What the exercise asks:
Each line in the entries that has the word "root" has to be copied.

Records from a collection:
=-=-=-=-=

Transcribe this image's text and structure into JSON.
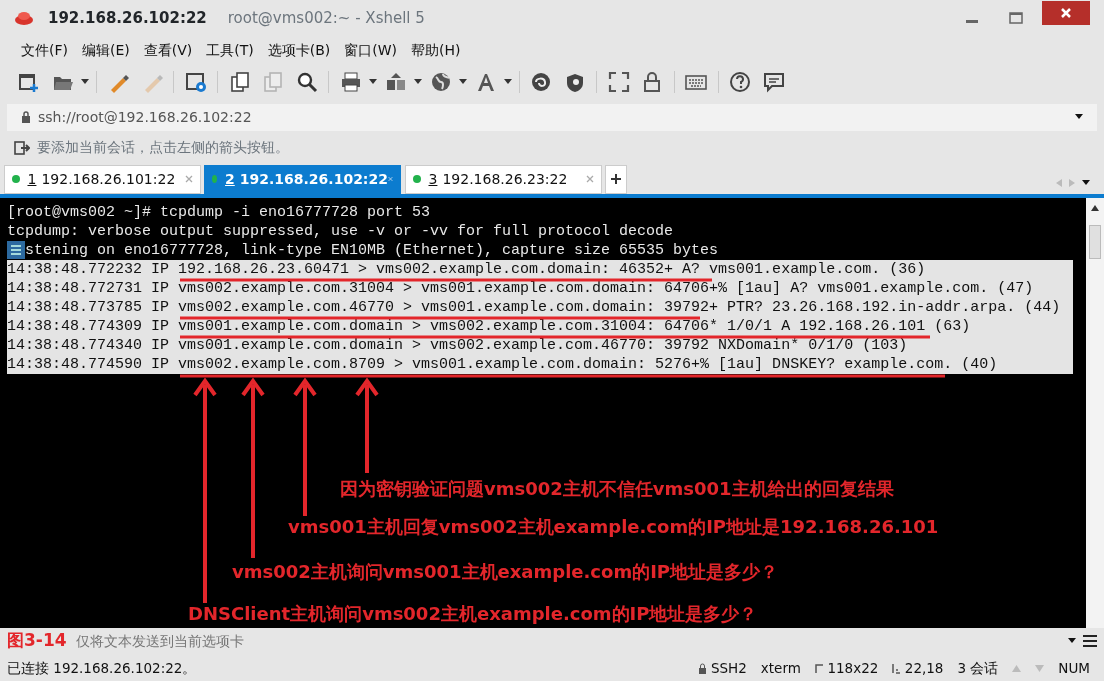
{
  "window": {
    "title": "192.168.26.102:22",
    "subtitle": "root@vms002:~ - Xshell 5"
  },
  "menu": [
    {
      "label": "文件(F)"
    },
    {
      "label": "编辑(E)"
    },
    {
      "label": "查看(V)"
    },
    {
      "label": "工具(T)"
    },
    {
      "label": "选项卡(B)"
    },
    {
      "label": "窗口(W)"
    },
    {
      "label": "帮助(H)"
    }
  ],
  "toolbar": [
    {
      "kind": "new",
      "disabled": false,
      "dropdown": false
    },
    {
      "kind": "folder",
      "disabled": false,
      "dropdown": true
    },
    {
      "kind": "sep"
    },
    {
      "kind": "pen",
      "disabled": false,
      "dropdown": false
    },
    {
      "kind": "pen",
      "disabled": true,
      "dropdown": false
    },
    {
      "kind": "sep"
    },
    {
      "kind": "settings",
      "disabled": false,
      "dropdown": false
    },
    {
      "kind": "sep"
    },
    {
      "kind": "copy",
      "disabled": false,
      "dropdown": false
    },
    {
      "kind": "copy",
      "disabled": true,
      "dropdown": false
    },
    {
      "kind": "search",
      "disabled": false,
      "dropdown": false
    },
    {
      "kind": "sep"
    },
    {
      "kind": "print",
      "disabled": false,
      "dropdown": true
    },
    {
      "kind": "transfer",
      "disabled": false,
      "dropdown": true
    },
    {
      "kind": "globe",
      "disabled": false,
      "dropdown": true
    },
    {
      "kind": "font",
      "disabled": false,
      "dropdown": true
    },
    {
      "kind": "sep"
    },
    {
      "kind": "swirl",
      "disabled": false,
      "dropdown": false
    },
    {
      "kind": "shield",
      "disabled": false,
      "dropdown": false
    },
    {
      "kind": "sep"
    },
    {
      "kind": "fullscreen",
      "disabled": false,
      "dropdown": false
    },
    {
      "kind": "lock",
      "disabled": false,
      "dropdown": false
    },
    {
      "kind": "sep"
    },
    {
      "kind": "keyboard",
      "disabled": false,
      "dropdown": false
    },
    {
      "kind": "sep"
    },
    {
      "kind": "help",
      "disabled": false,
      "dropdown": false
    },
    {
      "kind": "chat",
      "disabled": false,
      "dropdown": false
    }
  ],
  "address": {
    "value": "ssh://root@192.168.26.102:22"
  },
  "hint": "要添加当前会话，点击左侧的箭头按钮。",
  "tabs": [
    {
      "number": "1",
      "label": "192.168.26.101:22",
      "selected": false,
      "connected": true
    },
    {
      "number": "2",
      "label": "192.168.26.102:22",
      "selected": true,
      "connected": true
    },
    {
      "number": "3",
      "label": "192.168.26.23:22",
      "selected": false,
      "connected": true
    }
  ],
  "terminal": {
    "lines": [
      {
        "text": "[root@vms002 ~]# tcpdump -i eno16777728 port 53",
        "selected": false
      },
      {
        "text": "tcpdump: verbose output suppressed, use -v or -vv for full protocol decode",
        "selected": false
      },
      {
        "text": "stening on eno16777728, link-type EN10MB (Ethernet), capture size 65535 bytes",
        "selected": false,
        "covered": true
      },
      {
        "text": "14:38:48.772232 IP 192.168.26.23.60471 > vms002.example.com.domain: 46352+ A? vms001.example.com. (36)",
        "selected": true
      },
      {
        "text": "14:38:48.772731 IP vms002.example.com.31004 > vms001.example.com.domain: 64706+% [1au] A? vms001.example.com. (47)",
        "selected": true
      },
      {
        "text": "14:38:48.773785 IP vms002.example.com.46770 > vms001.example.com.domain: 39792+ PTR? 23.26.168.192.in-addr.arpa. (44)",
        "selected": true
      },
      {
        "text": "14:38:48.774309 IP vms001.example.com.domain > vms002.example.com.31004: 64706* 1/0/1 A 192.168.26.101 (63)",
        "selected": true
      },
      {
        "text": "14:38:48.774340 IP vms001.example.com.domain > vms002.example.com.46770: 39792 NXDomain* 0/1/0 (103)",
        "selected": true
      },
      {
        "text": "14:38:48.774590 IP vms002.example.com.8709 > vms001.example.com.domain: 5276+% [1au] DNSKEY? example.com. (40)",
        "selected": true
      }
    ]
  },
  "annotations": [
    "因为密钥验证问题vms002主机不信任vms001主机给出的回复结果",
    "vms001主机回复vms002主机example.com的IP地址是192.168.26.101",
    "vms002主机询问vms001主机example.com的IP地址是多少？",
    "DNSClient主机询问vms002主机example.com的IP地址是多少？"
  ],
  "figure_label": "图3-14",
  "send_bar": {
    "placeholder": "仅将文本发送到当前选项卡"
  },
  "status": {
    "connection": "已连接 192.168.26.102:22。",
    "protocol": "SSH2",
    "term": "xterm",
    "size": "118x22",
    "cursor": "22,18",
    "sessions": "3 会话",
    "num": "NUM"
  }
}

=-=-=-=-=

Solution to this task:
    "subtitle": "root@vms002:~ - Xshell 5"
    "value": "ssh://root@192.168.26.102:22"
        "text": "[root@vms002 ~]# tcpdump -i eno16777728 port 53",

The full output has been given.